It is a safe bet that most of your ancestors spent most of their daylight hours working to find enough food and shelter to get by. Some of your forebears might have been idle and over-fed priests or potentates of some long-forgotten kingdom. Others might perhaps have stumbled into some uninhabited temperate ecosystem rich in food that didn’t run away or fight back.
But most of your ancestors, most of the time, struggled to keep body and soul together.
Consider, however, the amazing productivity of the modern farm and factory. Just a few per cent of the population produce our food, and just a few per cent more could run the machines that would produce more clothes and tools than our ancestors would know what to do with.
With food and basic needs taken care of, the rest of us are in “services.” We are newspaper columnists, lawyers, barbers, car detailers, yoga instructors, real estate agents, consultants, marketing experts, video game testers, policy analysts and so on.
Famous British economist John Maynard Keynes predicted in 1930 that by now everyone would be working a 15-hour week.
A few people are working this little by choice, but not many. And there has been an increase in leisure time for many people in recent decades. When I was a kid, we considered it normal that my father would work five days a week plus half of Saturday. This is less common now. Most advanced countries also have more holidays than they used to.
But most people still work 40-hour weeks. Some statistics even show that in the United States the average weekly hours worked has gone up in the last 30 years.
Part of this is a choice people make to have more toys and bigger houses. It takes money to produce those extra snowmobiles, big-screen televisions and extra rooms that you seldom use.
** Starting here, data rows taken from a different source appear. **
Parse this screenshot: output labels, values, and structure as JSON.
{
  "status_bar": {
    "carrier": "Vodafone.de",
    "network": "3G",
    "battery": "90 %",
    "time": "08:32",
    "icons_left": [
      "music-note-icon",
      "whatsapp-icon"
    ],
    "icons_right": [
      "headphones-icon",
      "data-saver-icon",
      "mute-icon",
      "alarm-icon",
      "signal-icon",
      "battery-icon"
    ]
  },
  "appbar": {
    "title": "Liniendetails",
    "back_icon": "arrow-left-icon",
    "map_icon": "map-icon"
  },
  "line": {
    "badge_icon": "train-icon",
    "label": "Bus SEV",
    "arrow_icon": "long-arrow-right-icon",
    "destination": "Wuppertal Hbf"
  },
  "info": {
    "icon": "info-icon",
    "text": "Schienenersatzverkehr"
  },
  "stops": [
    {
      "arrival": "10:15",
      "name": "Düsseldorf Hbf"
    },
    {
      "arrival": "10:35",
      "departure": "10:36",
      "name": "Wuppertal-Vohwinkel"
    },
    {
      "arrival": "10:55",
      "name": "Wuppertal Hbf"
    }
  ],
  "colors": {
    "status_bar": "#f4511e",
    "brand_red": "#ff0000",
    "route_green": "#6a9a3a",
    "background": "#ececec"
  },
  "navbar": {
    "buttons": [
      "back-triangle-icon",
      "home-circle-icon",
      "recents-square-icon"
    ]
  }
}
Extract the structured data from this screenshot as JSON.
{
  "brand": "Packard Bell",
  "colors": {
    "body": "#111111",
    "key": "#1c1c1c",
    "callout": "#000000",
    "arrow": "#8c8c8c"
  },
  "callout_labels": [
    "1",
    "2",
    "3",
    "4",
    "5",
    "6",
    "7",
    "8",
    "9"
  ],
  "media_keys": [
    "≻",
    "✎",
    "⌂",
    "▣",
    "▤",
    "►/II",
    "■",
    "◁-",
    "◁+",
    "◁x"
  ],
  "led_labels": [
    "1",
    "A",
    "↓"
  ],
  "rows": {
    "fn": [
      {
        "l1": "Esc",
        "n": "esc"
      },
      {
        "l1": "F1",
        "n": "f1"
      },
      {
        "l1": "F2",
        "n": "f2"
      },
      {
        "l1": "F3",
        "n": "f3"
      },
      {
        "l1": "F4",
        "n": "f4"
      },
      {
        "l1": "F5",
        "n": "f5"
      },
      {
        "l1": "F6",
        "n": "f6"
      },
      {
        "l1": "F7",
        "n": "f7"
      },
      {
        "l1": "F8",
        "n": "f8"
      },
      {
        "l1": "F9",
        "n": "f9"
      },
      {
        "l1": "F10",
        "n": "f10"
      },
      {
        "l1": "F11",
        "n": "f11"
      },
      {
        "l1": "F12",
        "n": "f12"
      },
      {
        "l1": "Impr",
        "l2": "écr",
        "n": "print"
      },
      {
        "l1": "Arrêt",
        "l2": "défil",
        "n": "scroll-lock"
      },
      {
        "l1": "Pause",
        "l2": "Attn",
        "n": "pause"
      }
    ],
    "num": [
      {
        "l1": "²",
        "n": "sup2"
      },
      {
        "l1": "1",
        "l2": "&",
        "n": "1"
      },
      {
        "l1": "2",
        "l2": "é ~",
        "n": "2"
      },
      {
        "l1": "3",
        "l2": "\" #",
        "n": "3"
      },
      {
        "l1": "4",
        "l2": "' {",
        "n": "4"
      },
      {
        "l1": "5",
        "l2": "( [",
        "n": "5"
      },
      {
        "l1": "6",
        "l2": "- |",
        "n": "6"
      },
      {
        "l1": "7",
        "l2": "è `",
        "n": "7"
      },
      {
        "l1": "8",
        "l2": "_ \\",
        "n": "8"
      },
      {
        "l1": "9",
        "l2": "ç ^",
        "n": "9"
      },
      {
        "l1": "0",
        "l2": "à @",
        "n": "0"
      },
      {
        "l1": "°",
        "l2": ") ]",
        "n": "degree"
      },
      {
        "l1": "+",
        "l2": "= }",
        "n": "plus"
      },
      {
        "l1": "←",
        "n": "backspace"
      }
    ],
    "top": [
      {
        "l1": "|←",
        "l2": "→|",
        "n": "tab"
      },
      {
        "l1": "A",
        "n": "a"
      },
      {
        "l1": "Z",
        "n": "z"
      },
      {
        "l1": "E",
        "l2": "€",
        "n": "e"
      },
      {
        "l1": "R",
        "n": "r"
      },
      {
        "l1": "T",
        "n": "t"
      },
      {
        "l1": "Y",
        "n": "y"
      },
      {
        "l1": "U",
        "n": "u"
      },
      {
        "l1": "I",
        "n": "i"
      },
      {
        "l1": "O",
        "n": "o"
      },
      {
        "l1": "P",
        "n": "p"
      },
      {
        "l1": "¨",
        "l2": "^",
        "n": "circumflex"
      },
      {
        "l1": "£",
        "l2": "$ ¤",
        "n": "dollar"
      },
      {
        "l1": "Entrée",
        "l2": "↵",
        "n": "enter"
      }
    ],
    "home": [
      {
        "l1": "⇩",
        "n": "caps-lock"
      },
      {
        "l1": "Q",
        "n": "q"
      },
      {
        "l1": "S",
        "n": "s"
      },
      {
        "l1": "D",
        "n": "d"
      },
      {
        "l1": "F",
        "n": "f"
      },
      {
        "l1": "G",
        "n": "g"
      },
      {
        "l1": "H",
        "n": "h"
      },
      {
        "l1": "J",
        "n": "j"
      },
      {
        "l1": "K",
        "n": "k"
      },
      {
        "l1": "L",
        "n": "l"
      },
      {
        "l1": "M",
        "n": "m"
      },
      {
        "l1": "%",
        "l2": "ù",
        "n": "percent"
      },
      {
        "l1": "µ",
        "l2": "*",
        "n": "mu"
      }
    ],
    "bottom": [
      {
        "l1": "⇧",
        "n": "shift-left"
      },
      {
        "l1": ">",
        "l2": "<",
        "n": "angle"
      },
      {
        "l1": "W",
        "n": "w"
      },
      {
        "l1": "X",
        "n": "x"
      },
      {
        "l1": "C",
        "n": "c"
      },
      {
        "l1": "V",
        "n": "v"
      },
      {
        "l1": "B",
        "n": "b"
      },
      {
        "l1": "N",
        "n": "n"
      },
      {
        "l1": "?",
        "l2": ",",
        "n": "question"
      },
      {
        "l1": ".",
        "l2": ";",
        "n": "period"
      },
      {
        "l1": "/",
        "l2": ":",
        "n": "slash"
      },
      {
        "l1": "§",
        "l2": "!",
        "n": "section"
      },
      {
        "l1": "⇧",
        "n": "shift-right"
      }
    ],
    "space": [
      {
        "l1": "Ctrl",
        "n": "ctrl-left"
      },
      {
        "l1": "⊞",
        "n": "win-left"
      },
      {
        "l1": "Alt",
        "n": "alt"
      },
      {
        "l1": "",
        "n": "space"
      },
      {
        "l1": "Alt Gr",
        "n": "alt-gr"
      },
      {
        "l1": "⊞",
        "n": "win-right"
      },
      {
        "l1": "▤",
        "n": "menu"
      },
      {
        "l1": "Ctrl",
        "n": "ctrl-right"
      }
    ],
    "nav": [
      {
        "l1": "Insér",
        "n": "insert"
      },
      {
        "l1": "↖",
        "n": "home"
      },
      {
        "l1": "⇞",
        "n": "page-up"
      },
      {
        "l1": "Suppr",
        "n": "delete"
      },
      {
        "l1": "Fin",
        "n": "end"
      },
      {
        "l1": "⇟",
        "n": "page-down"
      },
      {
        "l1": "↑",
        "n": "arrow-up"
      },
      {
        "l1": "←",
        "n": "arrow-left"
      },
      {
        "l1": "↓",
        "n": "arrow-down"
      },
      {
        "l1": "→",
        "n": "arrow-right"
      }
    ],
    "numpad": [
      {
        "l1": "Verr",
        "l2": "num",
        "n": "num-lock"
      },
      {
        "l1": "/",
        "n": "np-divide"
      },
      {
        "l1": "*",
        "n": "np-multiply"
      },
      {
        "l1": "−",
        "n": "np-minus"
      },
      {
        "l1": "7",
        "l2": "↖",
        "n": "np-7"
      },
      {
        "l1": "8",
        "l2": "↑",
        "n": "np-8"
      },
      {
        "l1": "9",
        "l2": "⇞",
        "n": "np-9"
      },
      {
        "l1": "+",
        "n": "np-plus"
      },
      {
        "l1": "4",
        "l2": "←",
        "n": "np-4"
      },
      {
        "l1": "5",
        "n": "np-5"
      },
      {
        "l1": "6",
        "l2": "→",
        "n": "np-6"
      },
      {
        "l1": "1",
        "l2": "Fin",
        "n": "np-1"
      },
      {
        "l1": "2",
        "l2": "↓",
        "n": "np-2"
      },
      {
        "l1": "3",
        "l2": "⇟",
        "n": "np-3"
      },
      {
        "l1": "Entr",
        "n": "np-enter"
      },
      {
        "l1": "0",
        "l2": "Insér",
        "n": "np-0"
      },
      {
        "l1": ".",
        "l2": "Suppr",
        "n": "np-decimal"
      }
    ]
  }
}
But a professor from the London School of Economics has a more insidious theory. David Graeber has recently written an article entitled “On the Phenomenon of Bullshit Jobs.” He claims that “huge swathes of people, in Europe and North America in particular, spend their entire working lives performing tasks they secretly believe do not really need to be performed.”
It is one thing to think that someone else’s job is a worthless waste of time. But Graeber is right to point out that more than a few people think this about significant chunks of their own jobs.
It brings back a few painful memories from my work experience, both in government and the private sector. When I worked at the Department of Foreign Affairs in the 1990s, some diplomats were talking about striking or working to rule (to protest how much lower our salaries were than government economists or sociologists, in case you were wondering). A friend of mine was against the idea, saying that he was worried that the powers-that-be would find out how little they noticed we weren’t working any more.
A corporate efficiency expert once told me about a major corporation that laid off 10 per cent of the white-collar staff at headquarters. No one in the field, and definitely no customers, even noticed. Yet the people who were laid off all had busy calendars and often worked overtime. What does this say about the value of the work they did before they were laid off?
Of course, some people enjoy the idea of having tricked “the man” into paying them 40 hours of money for much less work. They still have to go into work, however. It can’t be good for the soul in the long run to think so little of the work one does.
Assuming you don’t aspire to having a bullshit job, there are a few questions you can ask yourself.
First, did you make something beautiful that made other people happy? Musicians and artists often get paid much less than corporate bullshit jobs, but I suspect many of them find their work deeply satisfying.
Second, if you are not fortunate enough to delight others with your talents, did someone else at least find your work worth paying for? A pizza delivery guy or a professional dog walker does an honest service that the customer is willing to exchange cash for. That’s more rewarding than being paid big bucks to reformat the PowerPoint presentations at corporate headquarters.
I don’t know whether Keynes was right that we could get by on 15 hour weeks. But I think I’ll use his theory to justify taking an extra week of vacation next year.
Keith Halliday is a Yukon economist and author of the MacBride Museum’s Aurore of the Yukon series of historical children’s adventure novels. You can follow him on Twitter @hallidaykeith